Building Bridges with Love!
An old Welsh proverb says, "He that would be a leader must be a bridge." Jesus said, "Whoever wishes to become great among you shall be your servant" (Matthew 20.26). When I engage in intercessory prayer, I fulfill both these statements. Not that I become great or even a leader, but I serve my brothers and sisters through prayer and build a bridge. You see, it begins by recognizing the importance of others, the value of their needs over my own. One of the most important features of intercession is its other-centeredness. In Philippians 2.3, the Apostle Paul says for us to "do nothing from selfishness or empty conceit, but with humility of mind let each of you regard one another as more important than himself." Then, he encourages us to think the way Jesus thinks, by adding these words, "Do not merely look out for your own personal interests, but also for the interests of others." (vs. 4). Through intercession we extend our influence into the lives of others. We not only serve them in ways none of us could even imagine, but we also build bridges that link their needs with our Father's resources.

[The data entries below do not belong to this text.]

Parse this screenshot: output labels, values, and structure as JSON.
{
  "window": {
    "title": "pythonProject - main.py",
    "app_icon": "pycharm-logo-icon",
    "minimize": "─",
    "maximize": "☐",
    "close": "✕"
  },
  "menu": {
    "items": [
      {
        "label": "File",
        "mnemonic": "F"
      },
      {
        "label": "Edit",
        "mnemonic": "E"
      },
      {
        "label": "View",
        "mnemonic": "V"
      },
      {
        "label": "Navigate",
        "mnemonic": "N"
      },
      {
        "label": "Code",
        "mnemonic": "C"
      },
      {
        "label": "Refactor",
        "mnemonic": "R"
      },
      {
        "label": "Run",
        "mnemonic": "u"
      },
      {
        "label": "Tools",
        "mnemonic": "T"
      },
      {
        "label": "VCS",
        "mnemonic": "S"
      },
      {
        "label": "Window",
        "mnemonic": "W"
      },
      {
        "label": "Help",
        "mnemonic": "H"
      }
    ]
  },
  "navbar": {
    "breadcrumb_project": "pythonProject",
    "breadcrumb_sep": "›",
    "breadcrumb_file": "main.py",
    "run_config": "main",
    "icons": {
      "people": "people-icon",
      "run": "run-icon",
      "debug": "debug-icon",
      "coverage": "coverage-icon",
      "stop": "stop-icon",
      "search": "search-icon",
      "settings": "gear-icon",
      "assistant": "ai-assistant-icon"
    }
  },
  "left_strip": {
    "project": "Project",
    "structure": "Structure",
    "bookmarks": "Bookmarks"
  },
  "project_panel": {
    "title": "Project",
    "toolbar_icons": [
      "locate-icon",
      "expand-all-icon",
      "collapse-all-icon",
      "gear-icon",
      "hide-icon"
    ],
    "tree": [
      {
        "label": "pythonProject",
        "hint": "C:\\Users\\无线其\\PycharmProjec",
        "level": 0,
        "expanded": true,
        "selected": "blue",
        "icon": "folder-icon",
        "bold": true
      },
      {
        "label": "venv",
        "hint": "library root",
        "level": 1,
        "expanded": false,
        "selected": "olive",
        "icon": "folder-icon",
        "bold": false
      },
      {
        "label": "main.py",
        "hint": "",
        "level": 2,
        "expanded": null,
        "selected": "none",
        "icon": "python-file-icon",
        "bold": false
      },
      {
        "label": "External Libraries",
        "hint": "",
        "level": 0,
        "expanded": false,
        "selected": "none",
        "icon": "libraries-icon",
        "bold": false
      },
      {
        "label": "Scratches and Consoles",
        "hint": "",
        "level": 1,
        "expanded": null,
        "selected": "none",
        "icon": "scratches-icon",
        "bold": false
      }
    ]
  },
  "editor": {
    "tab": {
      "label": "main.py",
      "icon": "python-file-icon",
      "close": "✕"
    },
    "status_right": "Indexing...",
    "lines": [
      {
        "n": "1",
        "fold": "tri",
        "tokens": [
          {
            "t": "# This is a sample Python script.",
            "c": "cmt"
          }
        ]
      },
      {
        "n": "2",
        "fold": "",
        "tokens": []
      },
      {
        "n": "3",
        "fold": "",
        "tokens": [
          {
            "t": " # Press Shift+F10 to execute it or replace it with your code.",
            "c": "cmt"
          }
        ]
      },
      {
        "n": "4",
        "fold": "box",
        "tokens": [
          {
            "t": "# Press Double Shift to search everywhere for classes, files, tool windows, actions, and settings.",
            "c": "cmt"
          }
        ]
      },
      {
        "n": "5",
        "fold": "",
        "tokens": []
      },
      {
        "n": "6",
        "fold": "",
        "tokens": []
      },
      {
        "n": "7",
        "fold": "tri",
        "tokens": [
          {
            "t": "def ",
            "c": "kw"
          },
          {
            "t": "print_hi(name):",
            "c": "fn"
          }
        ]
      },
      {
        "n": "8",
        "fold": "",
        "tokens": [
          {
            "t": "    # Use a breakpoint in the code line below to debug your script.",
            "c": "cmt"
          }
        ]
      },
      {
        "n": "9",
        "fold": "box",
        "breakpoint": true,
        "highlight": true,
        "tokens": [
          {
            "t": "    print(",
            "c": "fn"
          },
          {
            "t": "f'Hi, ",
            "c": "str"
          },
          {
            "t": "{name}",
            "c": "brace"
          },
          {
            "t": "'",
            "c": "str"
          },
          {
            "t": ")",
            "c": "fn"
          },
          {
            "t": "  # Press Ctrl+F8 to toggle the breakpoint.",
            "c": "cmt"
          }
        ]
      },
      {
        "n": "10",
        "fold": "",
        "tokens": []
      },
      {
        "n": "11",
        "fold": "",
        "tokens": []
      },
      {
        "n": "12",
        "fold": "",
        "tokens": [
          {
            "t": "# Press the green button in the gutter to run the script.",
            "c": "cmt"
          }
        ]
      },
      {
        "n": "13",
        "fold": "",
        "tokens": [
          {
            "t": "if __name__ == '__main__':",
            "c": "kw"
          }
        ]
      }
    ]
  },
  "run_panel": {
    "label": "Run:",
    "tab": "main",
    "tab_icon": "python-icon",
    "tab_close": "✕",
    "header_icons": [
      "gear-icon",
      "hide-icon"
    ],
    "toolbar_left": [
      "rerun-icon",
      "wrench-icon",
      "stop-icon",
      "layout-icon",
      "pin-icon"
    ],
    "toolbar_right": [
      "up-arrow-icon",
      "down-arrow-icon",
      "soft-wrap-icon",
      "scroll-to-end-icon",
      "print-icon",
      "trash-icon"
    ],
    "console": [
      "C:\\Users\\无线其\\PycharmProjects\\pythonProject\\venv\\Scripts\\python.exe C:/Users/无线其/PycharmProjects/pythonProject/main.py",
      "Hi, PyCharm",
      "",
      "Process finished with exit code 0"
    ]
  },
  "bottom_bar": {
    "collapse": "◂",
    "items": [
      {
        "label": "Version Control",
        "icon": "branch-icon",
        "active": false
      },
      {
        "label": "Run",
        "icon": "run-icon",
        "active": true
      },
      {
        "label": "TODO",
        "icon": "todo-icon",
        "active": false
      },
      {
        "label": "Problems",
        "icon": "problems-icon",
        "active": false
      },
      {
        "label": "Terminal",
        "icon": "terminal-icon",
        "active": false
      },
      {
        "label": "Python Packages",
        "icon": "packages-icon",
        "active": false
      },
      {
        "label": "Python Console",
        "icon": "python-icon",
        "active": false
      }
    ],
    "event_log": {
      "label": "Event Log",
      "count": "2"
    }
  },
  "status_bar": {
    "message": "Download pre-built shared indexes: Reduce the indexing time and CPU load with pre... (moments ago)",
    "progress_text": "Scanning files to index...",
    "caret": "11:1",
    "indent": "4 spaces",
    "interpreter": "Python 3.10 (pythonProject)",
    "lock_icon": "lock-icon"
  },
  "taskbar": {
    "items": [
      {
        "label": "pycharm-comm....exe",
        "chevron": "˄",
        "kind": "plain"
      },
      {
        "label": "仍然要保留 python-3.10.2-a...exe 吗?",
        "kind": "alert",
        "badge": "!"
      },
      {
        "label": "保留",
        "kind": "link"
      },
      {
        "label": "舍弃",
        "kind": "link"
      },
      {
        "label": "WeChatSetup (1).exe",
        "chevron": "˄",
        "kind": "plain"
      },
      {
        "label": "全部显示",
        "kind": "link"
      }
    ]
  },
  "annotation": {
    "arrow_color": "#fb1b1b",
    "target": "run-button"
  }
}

The two greatest examples of intercession in the Bible are the Lord Jesus Himself and the Holy Spirit. The prophet Isaiah tells us about Jesus's example. He said, the Lord was "numbered with the transgressors; Yet He Himself bore the sin of many, and interceded for the transgressors." (Isaiah 53.12) This is the first reference in most translations of the Bible to intercession; and the word Isaiah uses is our old friend pagha. Remember Joshua indicating that pagha meant to establish boundaries? At the time, he established the boundaries of the inheritance of Israel; in intercession, we establish boundaries of protection for our brethren. But in Isaiah, we discover a slightly different meaning. In his excellent commentary on this passage, J. Alec Motyer says, "The base meaning is 'to cause to reach' and hence 'to cause someone's plea to reach someone's ears' (to intercede)...." More specifically, through intercession, the Lord Jesus causes the needs of transgressors to reach the ears of His Father, thus building a bridge between them and God. By intercessory prayer, we become the bridge Jesus uses to link God and His people within the boundaries of their inheritance in Him. By His love and power, both we and those we pray for become stronger in Him through prayer.

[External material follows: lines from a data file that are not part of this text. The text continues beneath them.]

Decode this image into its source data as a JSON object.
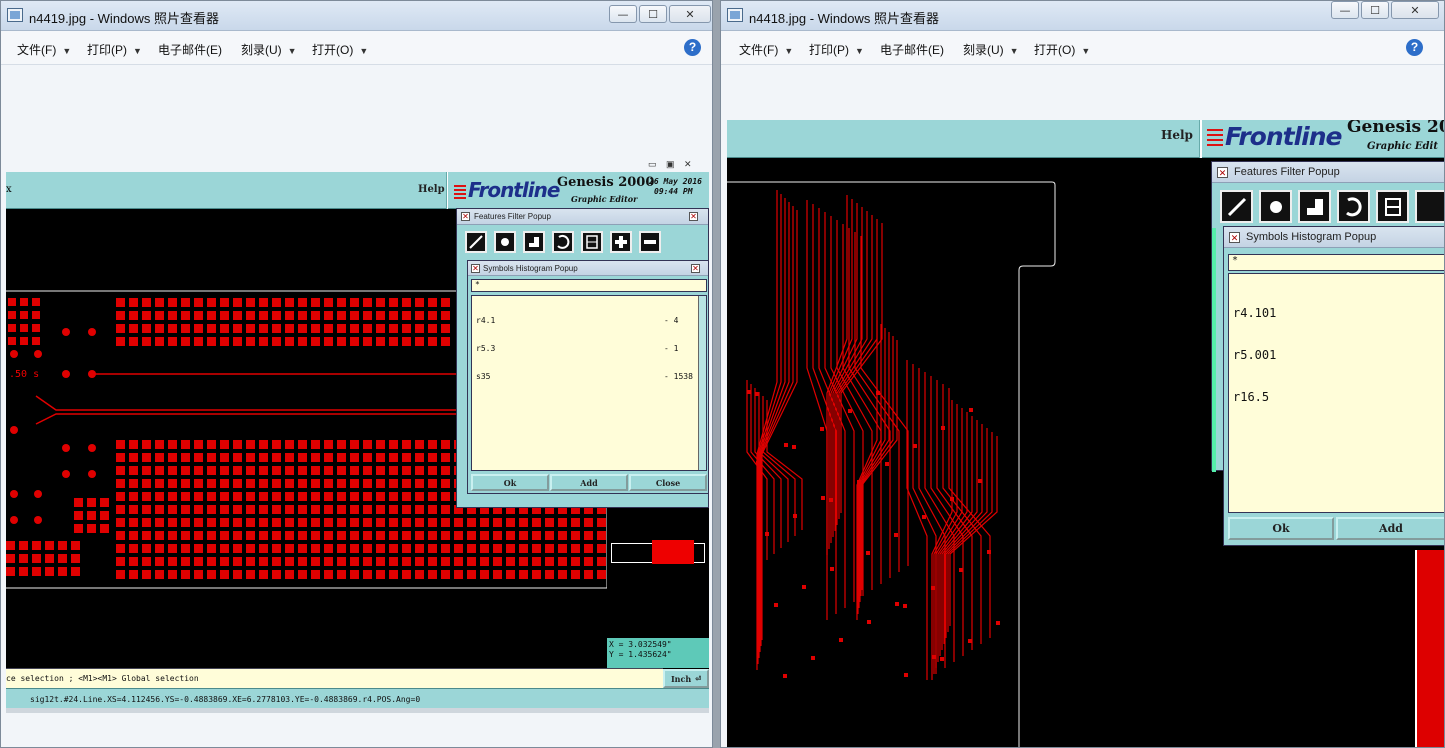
{
  "left_window": {
    "title": "n4419.jpg - Windows 照片查看器",
    "menu": [
      {
        "label": "文件(F)",
        "has_arrow": true
      },
      {
        "label": "打印(P)",
        "has_arrow": true
      },
      {
        "label": "电子邮件(E)",
        "has_arrow": false
      },
      {
        "label": "刻录(U)",
        "has_arrow": true
      },
      {
        "label": "打开(O)",
        "has_arrow": true
      }
    ],
    "help_glyph": "?",
    "caption": {
      "minimize": "—",
      "maximize": "☐",
      "close": "✕"
    },
    "cad": {
      "help_label": "Help",
      "logo_text": "Frontline",
      "product": "Genesis 2000",
      "subtitle": "Graphic Editor",
      "date": "26 May 2016",
      "time": "09:44 PM",
      "left_edge_char": "x",
      "features_popup_title": "Features Filter Popup",
      "histogram_popup_title": "Symbols Histogram Popup",
      "filter_value": "*",
      "histogram_rows": [
        {
          "symbol": "r4.1",
          "count": "- 4"
        },
        {
          "symbol": "r5.3",
          "count": "- 1"
        },
        {
          "symbol": "s35",
          "count": "- 1538"
        }
      ],
      "buttons": {
        "ok": "Ok",
        "add": "Add",
        "close": "Close"
      },
      "coord_x": "X = 3.032549\"",
      "coord_y": "Y = 1.435624\"",
      "prompt": "ce selection ; <M1><M1> Global selection",
      "unit_label": "Inch",
      "feature_info": "sig12t.#24.Line.XS=4.112456.YS=-0.4883869.XE=6.2778103.YE=-0.4883869.r4.POS.Ang=0",
      "pad_label": ".50 s"
    }
  },
  "right_window": {
    "title": "n4418.jpg - Windows 照片查看器",
    "menu": [
      {
        "label": "文件(F)",
        "has_arrow": true
      },
      {
        "label": "打印(P)",
        "has_arrow": true
      },
      {
        "label": "电子邮件(E)",
        "has_arrow": false
      },
      {
        "label": "刻录(U)",
        "has_arrow": true
      },
      {
        "label": "打开(O)",
        "has_arrow": true
      }
    ],
    "help_glyph": "?",
    "caption": {
      "minimize": "—",
      "maximize": "☐",
      "close": "✕"
    },
    "cad": {
      "help_label": "Help",
      "logo_text": "Frontline",
      "product": "Genesis 20",
      "subtitle": "Graphic Edit",
      "features_popup_title": "Features Filter Popup",
      "histogram_popup_title": "Symbols Histogram Popup",
      "filter_value": "*",
      "histogram_rows": [
        {
          "symbol": "r4.101"
        },
        {
          "symbol": "r5.001"
        },
        {
          "symbol": "r16.5"
        }
      ],
      "buttons": {
        "ok": "Ok",
        "add": "Add"
      }
    }
  },
  "colors": {
    "cad_teal": "#9bd6d7",
    "pad_red": "#e00000",
    "list_bg": "#fffdd9",
    "logo_blue": "#1d2f8a"
  }
}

In Romans 8.26, the Holy Spirit provides another example of intercession. There Paul tells us that "in the same way the Spirit also helps our weakness; for we do not know how to pray as we should, but the Spirit Himself intercedes for us with groanings too deep for words." What an example! First, He helps our weakness. What does that mean? That word "helps" translates a foot-long Greek word that essentially means "to take hold of anything with another." He takes hold of one end of our burden -- naturally the heaviest end -- and bears it with us in such a way that it is no longer a major burden. The Lord exhorts us that we should follow this example in that we should "bear one another's burdens, and thus fulfill the law of Christ" (Galatians 6.2).

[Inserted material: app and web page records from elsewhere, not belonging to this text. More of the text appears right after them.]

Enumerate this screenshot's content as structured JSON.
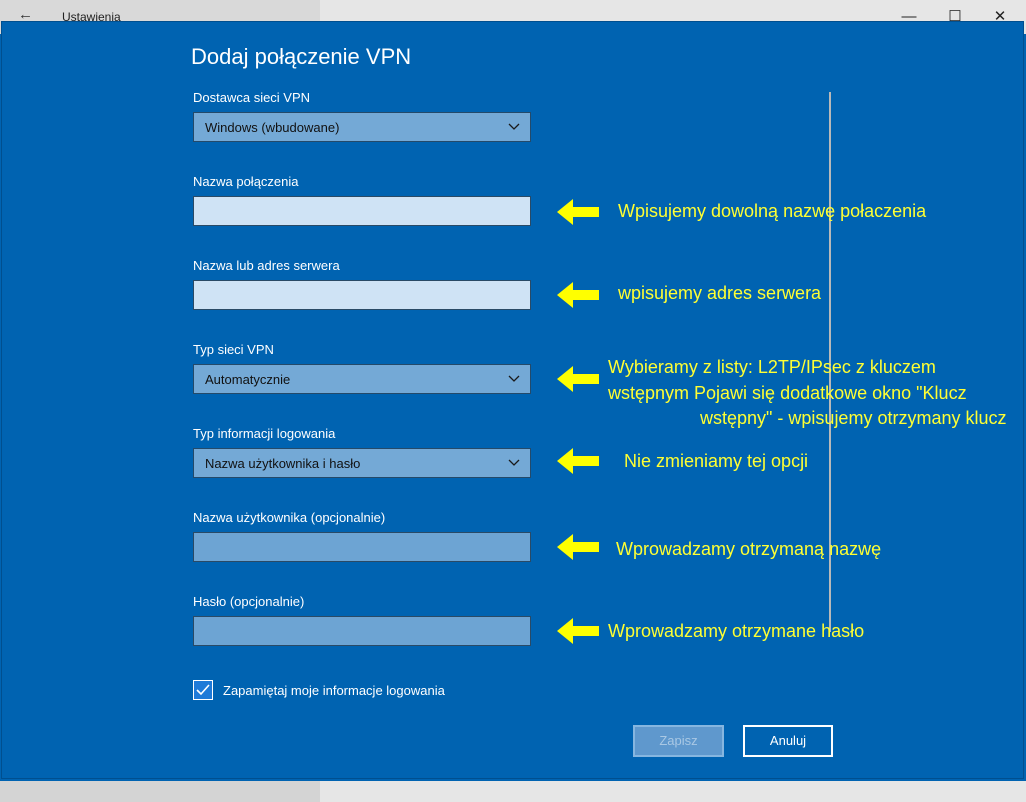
{
  "window": {
    "back_glyph": "←",
    "title": "Ustawienia",
    "minimize_glyph": "—",
    "maximize_glyph": "☐",
    "close_glyph": "✕"
  },
  "dialog": {
    "title": "Dodaj połączenie VPN",
    "provider": {
      "label": "Dostawca sieci VPN",
      "value": "Windows (wbudowane)"
    },
    "connection_name": {
      "label": "Nazwa połączenia",
      "value": ""
    },
    "server": {
      "label": "Nazwa lub adres serwera",
      "value": ""
    },
    "vpn_type": {
      "label": "Typ sieci VPN",
      "value": "Automatycznie"
    },
    "signin_type": {
      "label": "Typ informacji logowania",
      "value": "Nazwa użytkownika i hasło"
    },
    "username": {
      "label": "Nazwa użytkownika (opcjonalnie)",
      "value": ""
    },
    "password": {
      "label": "Hasło (opcjonalnie)",
      "value": ""
    },
    "remember": {
      "label": "Zapamiętaj moje informacje logowania",
      "checked": true
    },
    "save_label": "Zapisz",
    "cancel_label": "Anuluj"
  },
  "annotations": {
    "connection_name": "Wpisujemy dowolną nazwę połaczenia",
    "server": "wpisujemy adres serwera",
    "vpn_type_line1": "Wybieramy z listy: L2TP/IPsec z kluczem",
    "vpn_type_line2": "wstępnym  Pojawi się dodatkowe okno \"Klucz",
    "vpn_type_line3": "wstępny\" - wpisujemy otrzymany klucz",
    "signin_type": "Nie zmieniamy tej opcji",
    "username": "Wprowadzamy otrzymaną nazwę",
    "password": "Wprowadzamy otrzymane hasło"
  },
  "colors": {
    "dialog_bg": "#0063b1",
    "annotation_text": "#ffff33",
    "annotation_arrow": "#ffff00"
  }
}
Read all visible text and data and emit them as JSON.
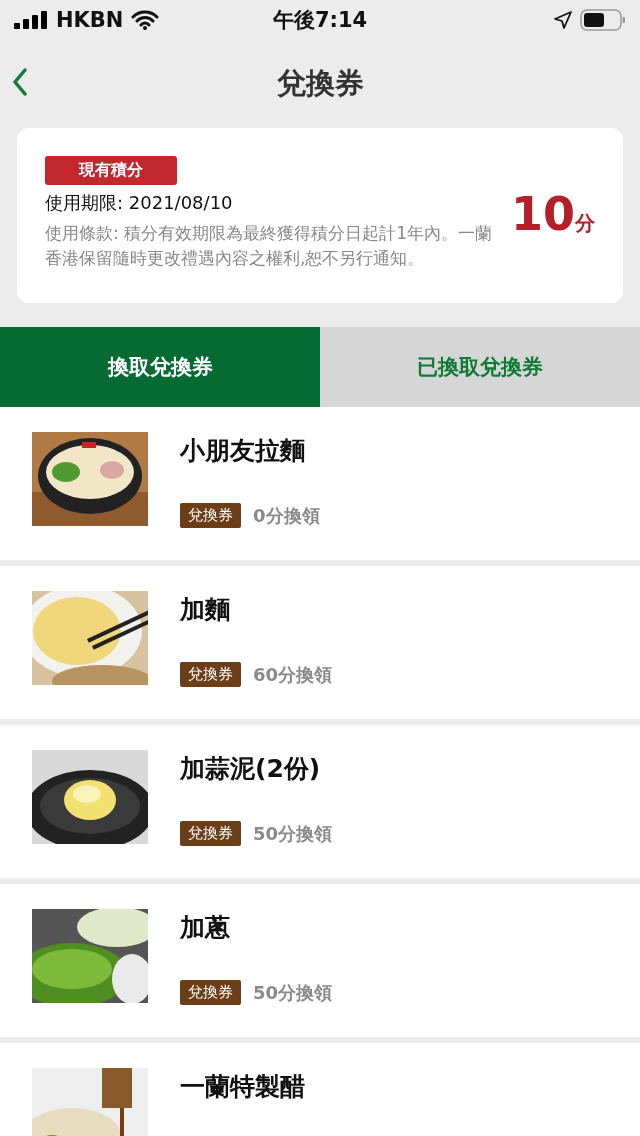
{
  "status_bar": {
    "carrier": "HKBN",
    "time": "午後7:14"
  },
  "nav": {
    "title": "兌換券"
  },
  "points_card": {
    "badge": "現有積分",
    "expiry": "使用期限: 2021/08/10",
    "terms": "使用條款: 積分有效期限為最終獲得積分日起計1年內。一蘭香港保留隨時更改禮遇內容之權利,恕不另行通知。",
    "points": "10",
    "unit": "分"
  },
  "tabs": [
    {
      "label": "換取兌換券",
      "selected": true
    },
    {
      "label": "已換取兌換券",
      "selected": false
    }
  ],
  "vouchers": [
    {
      "name": "小朋友拉麵",
      "tag": "兌換券",
      "cost": "0分換領",
      "kind": "picture"
    },
    {
      "name": "加麵",
      "tag": "兌換券",
      "cost": "60分換領",
      "kind": "picture"
    },
    {
      "name": "加蒜泥(2份)",
      "tag": "兌換券",
      "cost": "50分換領",
      "kind": "picture"
    },
    {
      "name": "加蔥",
      "tag": "兌換券",
      "cost": "50分換領",
      "kind": "picture"
    },
    {
      "name": "一蘭特製醋",
      "kind": "picture"
    }
  ]
}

But how can we intercede effectively when we don't know how to pray for each other? I recently read a story that may show how this kind of intercession could work. Two men planted olive trees in their respective fields. Later one of them prayed, "Dear Lord, my trees need water. Please send rain." Shortly came the showers. Then he prayed, "Lord, they need sunshine, too." And the Lord bathed them in sunlight. Finally, he prayed, "Lord, my trees need something to make them hardy. Please send a frost tonight." That night a frost came and killed all his trees. The next day, he went to the other man's grove only to find it flourishing. "How can this be?" he cried. The other man said, "When I prayed, I didn't ask for rain or sunshine or frost. I just said, 'Lord, You made these trees. You know what they need. Just send what is best!'" Often, that's all we can pray for our friends.
The Spirit also intercedes for us. Here the Apostle uses a Greek word not dissimilar to pagha. However, this New Testament word includes the meaning to go to someone "on behalf of another." Even though we may not know what to pray for, we fulfill the Word of God by simply taking our brother's needs in our hands and placing them before the Throne of God. Then the Holy Spirit acts as an advocate on our behalf to "plead our case" for us. Not only the Holy Spirit, but Jesus too "is at the right hand of God, who also intercedes for us" (Romans 8.34). Never before have God's people so needed the intercession of Jesus and the Holy Spirit as today. Never before have God's people so needed the mutual support of one another in intercessory prayer. Folks, not only is intercessory prayer the greatest need of the evangelical church today, but, as Warren Wiersbe reminds us, "We are never more like the Lord Jesus Christ than when we are interceding for others, because that's what He is doing in heaven today" (cp. Hebrew 7.24-25). What an example!